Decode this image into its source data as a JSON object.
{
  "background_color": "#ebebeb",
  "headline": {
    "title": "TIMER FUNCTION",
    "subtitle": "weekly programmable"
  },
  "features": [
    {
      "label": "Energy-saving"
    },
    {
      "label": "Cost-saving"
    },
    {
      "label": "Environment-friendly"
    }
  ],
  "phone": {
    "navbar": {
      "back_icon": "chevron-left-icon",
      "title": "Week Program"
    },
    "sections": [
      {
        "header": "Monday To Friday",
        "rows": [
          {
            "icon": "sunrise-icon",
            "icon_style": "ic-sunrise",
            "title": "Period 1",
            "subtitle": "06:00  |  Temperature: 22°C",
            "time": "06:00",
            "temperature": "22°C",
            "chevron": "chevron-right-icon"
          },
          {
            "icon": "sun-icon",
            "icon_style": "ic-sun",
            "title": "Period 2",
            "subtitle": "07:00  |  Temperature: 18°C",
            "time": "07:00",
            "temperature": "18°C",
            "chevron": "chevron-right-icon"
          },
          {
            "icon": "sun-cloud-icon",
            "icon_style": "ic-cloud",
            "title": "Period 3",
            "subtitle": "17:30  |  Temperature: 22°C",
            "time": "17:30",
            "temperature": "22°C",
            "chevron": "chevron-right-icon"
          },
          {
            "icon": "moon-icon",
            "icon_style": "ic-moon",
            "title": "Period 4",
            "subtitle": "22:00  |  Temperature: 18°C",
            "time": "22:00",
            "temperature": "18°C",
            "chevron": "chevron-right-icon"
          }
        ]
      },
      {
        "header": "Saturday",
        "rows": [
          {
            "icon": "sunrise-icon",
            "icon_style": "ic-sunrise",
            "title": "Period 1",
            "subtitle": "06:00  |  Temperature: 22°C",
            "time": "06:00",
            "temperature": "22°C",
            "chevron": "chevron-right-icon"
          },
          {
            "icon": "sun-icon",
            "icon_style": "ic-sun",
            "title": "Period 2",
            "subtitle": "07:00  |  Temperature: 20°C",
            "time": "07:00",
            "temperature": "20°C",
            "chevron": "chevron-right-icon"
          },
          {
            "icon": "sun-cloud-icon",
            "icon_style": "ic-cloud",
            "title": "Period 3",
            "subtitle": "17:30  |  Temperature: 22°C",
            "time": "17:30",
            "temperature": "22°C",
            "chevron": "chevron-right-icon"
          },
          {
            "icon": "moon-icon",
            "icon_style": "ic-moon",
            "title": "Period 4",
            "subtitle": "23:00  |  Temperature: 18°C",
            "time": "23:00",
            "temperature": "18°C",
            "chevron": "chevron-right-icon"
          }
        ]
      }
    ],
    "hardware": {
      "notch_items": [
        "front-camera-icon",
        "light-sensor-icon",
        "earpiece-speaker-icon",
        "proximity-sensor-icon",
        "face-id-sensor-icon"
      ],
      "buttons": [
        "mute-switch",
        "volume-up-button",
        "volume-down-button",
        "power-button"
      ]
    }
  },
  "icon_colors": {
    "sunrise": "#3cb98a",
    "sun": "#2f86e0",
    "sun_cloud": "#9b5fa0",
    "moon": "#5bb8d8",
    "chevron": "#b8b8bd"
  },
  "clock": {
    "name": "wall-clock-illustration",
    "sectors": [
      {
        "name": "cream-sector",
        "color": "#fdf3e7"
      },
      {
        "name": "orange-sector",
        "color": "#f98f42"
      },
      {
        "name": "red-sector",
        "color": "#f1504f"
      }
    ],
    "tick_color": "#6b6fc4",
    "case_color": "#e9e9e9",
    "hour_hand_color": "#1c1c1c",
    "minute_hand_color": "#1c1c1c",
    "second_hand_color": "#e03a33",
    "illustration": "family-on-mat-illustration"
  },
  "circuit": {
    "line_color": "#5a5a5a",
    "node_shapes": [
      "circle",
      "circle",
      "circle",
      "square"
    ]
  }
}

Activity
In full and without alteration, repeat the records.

Answer section
Decode this image into its source data as a JSON object.
{
  "background_color": "#ebebeb",
  "headline": {
    "title": "TIMER FUNCTION",
    "subtitle": "weekly programmable"
  },
  "features": [
    {
      "label": "Energy-saving"
    },
    {
      "label": "Cost-saving"
    },
    {
      "label": "Environment-friendly"
    }
  ],
  "phone": {
    "navbar": {
      "back_icon": "chevron-left-icon",
      "title": "Week Program"
    },
    "sections": [
      {
        "header": "Monday To Friday",
        "rows": [
          {
            "icon": "sunrise-icon",
            "icon_style": "ic-sunrise",
            "title": "Period 1",
            "subtitle": "06:00  |  Temperature: 22°C",
            "time": "06:00",
            "temperature": "22°C",
            "chevron": "chevron-right-icon"
          },
          {
            "icon": "sun-icon",
            "icon_style": "ic-sun",
            "title": "Period 2",
            "subtitle": "07:00  |  Temperature: 18°C",
            "time": "07:00",
            "temperature": "18°C",
            "chevron": "chevron-right-icon"
          },
          {
            "icon": "sun-cloud-icon",
            "icon_style": "ic-cloud",
            "title": "Period 3",
            "subtitle": "17:30  |  Temperature: 22°C",
            "time": "17:30",
            "temperature": "22°C",
            "chevron": "chevron-right-icon"
          },
          {
            "icon": "moon-icon",
            "icon_style": "ic-moon",
            "title": "Period 4",
            "subtitle": "22:00  |  Temperature: 18°C",
            "time": "22:00",
            "temperature": "18°C",
            "chevron": "chevron-right-icon"
          }
        ]
      },
      {
        "header": "Saturday",
        "rows": [
          {
            "icon": "sunrise-icon",
            "icon_style": "ic-sunrise",
            "title": "Period 1",
            "subtitle": "06:00  |  Temperature: 22°C",
            "time": "06:00",
            "temperature": "22°C",
            "chevron": "chevron-right-icon"
          },
          {
            "icon": "sun-icon",
            "icon_style": "ic-sun",
            "title": "Period 2",
            "subtitle": "07:00  |  Temperature: 20°C",
            "time": "07:00",
            "temperature": "20°C",
            "chevron": "chevron-right-icon"
          },
          {
            "icon": "sun-cloud-icon",
            "icon_style": "ic-cloud",
            "title": "Period 3",
            "subtitle": "17:30  |  Temperature: 22°C",
            "time": "17:30",
            "temperature": "22°C",
            "chevron": "chevron-right-icon"
          },
          {
            "icon": "moon-icon",
            "icon_style": "ic-moon",
            "title": "Period 4",
            "subtitle": "23:00  |  Temperature: 18°C",
            "time": "23:00",
            "temperature": "18°C",
            "chevron": "chevron-right-icon"
          }
        ]
      }
    ],
    "hardware": {
      "notch_items": [
        "front-camera-icon",
        "light-sensor-icon",
        "earpiece-speaker-icon",
        "proximity-sensor-icon",
        "face-id-sensor-icon"
      ],
      "buttons": [
        "mute-switch",
        "volume-up-button",
        "volume-down-button",
        "power-button"
      ]
    }
  },
  "icon_colors": {
    "sunrise": "#3cb98a",
    "sun": "#2f86e0",
    "sun_cloud": "#9b5fa0",
    "moon": "#5bb8d8",
    "chevron": "#b8b8bd"
  },
  "clock": {
    "name": "wall-clock-illustration",
    "sectors": [
      {
        "name": "cream-sector",
        "color": "#fdf3e7"
      },
      {
        "name": "orange-sector",
        "color": "#f98f42"
      },
      {
        "name": "red-sector",
        "color": "#f1504f"
      }
    ],
    "tick_color": "#6b6fc4",
    "case_color": "#e9e9e9",
    "hour_hand_color": "#1c1c1c",
    "minute_hand_color": "#1c1c1c",
    "second_hand_color": "#e03a33",
    "illustration": "family-on-mat-illustration"
  },
  "circuit": {
    "line_color": "#5a5a5a",
    "node_shapes": [
      "circle",
      "circle",
      "circle",
      "square"
    ]
  }
}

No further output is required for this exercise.